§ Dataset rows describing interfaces

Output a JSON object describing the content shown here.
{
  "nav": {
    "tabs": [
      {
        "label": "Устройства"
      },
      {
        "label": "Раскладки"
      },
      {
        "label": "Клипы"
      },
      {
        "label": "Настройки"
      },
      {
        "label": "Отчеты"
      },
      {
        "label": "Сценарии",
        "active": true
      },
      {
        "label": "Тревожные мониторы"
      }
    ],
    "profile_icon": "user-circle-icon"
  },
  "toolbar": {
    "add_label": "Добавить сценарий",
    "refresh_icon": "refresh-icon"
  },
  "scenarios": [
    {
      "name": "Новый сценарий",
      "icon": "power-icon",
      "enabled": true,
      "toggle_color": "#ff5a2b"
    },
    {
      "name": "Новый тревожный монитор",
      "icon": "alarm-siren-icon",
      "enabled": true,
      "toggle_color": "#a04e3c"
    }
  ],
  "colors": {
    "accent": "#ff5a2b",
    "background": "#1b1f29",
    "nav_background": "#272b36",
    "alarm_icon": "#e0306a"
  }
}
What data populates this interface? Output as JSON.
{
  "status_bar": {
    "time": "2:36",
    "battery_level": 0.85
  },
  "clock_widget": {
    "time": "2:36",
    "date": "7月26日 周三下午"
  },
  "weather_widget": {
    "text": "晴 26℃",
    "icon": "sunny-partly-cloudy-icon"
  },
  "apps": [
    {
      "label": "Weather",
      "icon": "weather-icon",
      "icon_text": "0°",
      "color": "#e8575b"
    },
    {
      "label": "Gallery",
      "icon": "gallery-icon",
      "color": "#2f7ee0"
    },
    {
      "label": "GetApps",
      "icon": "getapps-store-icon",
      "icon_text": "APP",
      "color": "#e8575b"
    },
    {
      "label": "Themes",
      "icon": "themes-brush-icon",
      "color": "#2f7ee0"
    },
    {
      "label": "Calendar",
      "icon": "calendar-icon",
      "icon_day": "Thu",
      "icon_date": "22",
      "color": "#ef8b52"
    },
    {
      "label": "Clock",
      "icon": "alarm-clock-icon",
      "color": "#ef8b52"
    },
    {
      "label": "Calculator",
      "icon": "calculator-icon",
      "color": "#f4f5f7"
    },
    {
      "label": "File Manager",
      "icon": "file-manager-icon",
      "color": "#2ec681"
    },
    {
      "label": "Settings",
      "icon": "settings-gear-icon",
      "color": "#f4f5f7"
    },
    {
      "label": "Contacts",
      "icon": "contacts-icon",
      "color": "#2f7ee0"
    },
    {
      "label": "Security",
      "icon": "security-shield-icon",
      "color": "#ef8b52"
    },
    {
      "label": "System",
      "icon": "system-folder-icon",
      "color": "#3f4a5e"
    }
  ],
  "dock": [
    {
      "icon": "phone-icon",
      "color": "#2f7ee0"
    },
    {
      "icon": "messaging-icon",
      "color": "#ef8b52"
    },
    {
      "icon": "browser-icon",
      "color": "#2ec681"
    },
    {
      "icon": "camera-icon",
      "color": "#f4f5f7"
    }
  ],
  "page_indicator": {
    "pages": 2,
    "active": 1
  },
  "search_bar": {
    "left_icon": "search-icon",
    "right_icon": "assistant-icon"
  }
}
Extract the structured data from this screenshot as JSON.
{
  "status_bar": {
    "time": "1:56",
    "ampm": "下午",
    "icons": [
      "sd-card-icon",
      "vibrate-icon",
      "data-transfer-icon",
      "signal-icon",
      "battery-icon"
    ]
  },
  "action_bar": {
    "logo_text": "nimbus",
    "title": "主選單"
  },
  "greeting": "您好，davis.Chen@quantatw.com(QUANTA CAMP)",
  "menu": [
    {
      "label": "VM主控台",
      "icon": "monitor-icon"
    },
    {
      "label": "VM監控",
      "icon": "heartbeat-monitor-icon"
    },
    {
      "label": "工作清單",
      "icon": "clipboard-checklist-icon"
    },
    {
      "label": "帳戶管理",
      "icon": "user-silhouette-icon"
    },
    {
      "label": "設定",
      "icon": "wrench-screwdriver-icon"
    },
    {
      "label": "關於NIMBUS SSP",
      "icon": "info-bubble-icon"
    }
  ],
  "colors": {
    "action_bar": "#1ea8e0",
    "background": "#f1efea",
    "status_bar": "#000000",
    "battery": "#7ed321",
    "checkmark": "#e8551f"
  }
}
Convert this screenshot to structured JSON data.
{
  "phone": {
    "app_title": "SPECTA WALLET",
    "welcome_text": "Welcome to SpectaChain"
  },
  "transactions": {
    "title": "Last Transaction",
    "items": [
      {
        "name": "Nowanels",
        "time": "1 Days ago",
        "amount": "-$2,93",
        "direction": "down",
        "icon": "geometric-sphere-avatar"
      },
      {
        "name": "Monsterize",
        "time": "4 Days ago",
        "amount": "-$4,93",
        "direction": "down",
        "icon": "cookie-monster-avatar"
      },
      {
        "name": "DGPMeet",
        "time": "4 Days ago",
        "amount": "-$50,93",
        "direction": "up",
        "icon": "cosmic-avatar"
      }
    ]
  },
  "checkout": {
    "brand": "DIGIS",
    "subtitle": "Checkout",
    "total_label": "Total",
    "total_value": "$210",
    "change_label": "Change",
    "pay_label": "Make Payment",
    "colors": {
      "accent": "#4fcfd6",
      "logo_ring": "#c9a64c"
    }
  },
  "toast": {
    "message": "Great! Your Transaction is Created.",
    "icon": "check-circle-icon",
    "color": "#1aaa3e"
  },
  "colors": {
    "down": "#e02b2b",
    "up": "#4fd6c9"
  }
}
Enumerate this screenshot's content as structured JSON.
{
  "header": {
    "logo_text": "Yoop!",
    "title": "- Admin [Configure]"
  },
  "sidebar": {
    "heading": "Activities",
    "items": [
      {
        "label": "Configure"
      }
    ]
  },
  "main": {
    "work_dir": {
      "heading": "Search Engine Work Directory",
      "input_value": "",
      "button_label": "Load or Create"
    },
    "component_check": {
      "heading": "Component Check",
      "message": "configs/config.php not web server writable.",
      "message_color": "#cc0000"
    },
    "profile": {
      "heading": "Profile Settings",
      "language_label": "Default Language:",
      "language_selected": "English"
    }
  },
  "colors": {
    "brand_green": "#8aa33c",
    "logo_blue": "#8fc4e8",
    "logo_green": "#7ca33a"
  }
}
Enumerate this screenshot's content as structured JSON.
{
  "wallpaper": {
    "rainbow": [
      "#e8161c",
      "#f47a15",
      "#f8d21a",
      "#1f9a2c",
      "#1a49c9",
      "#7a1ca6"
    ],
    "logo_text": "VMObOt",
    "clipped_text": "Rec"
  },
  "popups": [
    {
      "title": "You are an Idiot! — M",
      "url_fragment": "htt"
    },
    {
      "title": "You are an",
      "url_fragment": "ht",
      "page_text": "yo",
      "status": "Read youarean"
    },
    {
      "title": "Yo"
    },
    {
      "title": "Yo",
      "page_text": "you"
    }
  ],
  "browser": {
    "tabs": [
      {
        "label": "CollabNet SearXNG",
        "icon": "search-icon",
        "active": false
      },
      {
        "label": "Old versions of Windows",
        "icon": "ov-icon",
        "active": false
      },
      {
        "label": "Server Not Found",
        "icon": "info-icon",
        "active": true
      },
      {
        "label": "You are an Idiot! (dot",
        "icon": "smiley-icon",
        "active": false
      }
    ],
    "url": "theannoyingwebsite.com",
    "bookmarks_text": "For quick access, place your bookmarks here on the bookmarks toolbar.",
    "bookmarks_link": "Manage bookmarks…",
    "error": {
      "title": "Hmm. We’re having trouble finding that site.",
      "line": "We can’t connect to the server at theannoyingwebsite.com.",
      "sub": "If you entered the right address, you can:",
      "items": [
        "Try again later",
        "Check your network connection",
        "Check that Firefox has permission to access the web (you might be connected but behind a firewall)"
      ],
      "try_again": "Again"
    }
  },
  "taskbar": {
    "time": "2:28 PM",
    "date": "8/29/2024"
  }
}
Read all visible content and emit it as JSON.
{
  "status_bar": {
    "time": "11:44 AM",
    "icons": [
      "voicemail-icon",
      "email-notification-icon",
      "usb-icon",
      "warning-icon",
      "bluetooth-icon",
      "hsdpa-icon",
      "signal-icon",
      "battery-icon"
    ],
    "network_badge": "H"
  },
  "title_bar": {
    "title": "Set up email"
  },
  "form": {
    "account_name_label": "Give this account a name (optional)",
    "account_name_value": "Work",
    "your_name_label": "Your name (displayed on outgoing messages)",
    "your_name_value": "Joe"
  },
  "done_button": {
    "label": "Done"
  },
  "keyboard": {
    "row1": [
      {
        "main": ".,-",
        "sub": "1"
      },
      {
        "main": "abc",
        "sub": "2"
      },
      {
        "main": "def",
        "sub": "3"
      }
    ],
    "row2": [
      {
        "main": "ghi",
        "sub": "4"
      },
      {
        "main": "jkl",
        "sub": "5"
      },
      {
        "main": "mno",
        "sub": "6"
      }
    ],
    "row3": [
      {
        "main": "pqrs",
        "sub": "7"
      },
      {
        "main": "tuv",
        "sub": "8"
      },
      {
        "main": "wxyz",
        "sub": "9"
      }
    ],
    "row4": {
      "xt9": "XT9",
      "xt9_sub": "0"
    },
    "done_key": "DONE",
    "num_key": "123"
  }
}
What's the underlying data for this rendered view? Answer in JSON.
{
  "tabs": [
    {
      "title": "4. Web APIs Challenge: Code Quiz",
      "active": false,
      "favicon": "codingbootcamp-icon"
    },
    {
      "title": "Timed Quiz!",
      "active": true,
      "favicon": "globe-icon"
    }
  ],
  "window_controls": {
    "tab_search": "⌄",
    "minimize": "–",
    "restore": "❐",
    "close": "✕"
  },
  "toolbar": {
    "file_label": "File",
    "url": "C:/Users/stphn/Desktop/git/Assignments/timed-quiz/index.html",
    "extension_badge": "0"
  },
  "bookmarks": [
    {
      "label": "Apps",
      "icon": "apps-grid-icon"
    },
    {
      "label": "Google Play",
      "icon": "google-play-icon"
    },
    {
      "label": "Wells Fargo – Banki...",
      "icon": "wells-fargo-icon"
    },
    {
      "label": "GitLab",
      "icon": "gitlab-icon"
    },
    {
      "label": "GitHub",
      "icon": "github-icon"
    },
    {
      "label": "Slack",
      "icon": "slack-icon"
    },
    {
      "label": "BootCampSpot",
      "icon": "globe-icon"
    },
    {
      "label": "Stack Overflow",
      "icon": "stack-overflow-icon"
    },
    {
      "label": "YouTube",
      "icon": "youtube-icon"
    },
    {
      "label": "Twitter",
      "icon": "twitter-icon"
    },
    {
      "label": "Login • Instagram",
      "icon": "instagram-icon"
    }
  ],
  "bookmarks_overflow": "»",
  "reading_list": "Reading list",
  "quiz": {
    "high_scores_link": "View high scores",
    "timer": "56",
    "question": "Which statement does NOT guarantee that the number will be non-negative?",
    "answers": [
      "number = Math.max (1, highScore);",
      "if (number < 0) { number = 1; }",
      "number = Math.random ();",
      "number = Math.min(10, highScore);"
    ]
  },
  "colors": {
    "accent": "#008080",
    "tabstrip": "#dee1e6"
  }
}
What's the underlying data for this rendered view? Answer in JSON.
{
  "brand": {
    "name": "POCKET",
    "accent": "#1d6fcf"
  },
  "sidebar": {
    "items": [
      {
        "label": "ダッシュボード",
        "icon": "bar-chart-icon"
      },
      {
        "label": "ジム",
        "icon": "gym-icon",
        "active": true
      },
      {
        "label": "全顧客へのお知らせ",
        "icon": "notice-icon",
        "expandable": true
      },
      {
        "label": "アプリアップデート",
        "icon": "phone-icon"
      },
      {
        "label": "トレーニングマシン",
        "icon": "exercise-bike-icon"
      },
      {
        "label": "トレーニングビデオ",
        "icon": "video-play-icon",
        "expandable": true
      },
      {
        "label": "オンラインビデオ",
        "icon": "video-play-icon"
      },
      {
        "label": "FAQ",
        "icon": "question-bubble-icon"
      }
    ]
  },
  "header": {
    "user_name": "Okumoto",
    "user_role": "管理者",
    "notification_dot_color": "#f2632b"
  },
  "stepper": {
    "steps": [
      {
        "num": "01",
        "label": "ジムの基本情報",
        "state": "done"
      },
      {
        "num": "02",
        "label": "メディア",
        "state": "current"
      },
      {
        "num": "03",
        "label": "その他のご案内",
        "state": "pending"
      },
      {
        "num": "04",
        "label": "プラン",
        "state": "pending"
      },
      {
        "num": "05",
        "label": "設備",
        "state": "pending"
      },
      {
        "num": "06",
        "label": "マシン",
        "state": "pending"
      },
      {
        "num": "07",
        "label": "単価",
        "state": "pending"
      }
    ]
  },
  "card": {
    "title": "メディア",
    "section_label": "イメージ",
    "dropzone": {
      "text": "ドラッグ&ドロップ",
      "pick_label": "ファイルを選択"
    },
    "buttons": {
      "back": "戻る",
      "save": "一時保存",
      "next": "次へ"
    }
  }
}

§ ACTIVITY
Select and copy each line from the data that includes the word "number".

§ OUTPUT OF THE TASK
    "question": "Which statement does NOT guarantee that the number will be non-negative?",
      "number = Math.max (1, highScore);",
      "if (number < 0) { number = 1; }",
      "number = Math.random ();",
      "number = Math.min(10, highScore);"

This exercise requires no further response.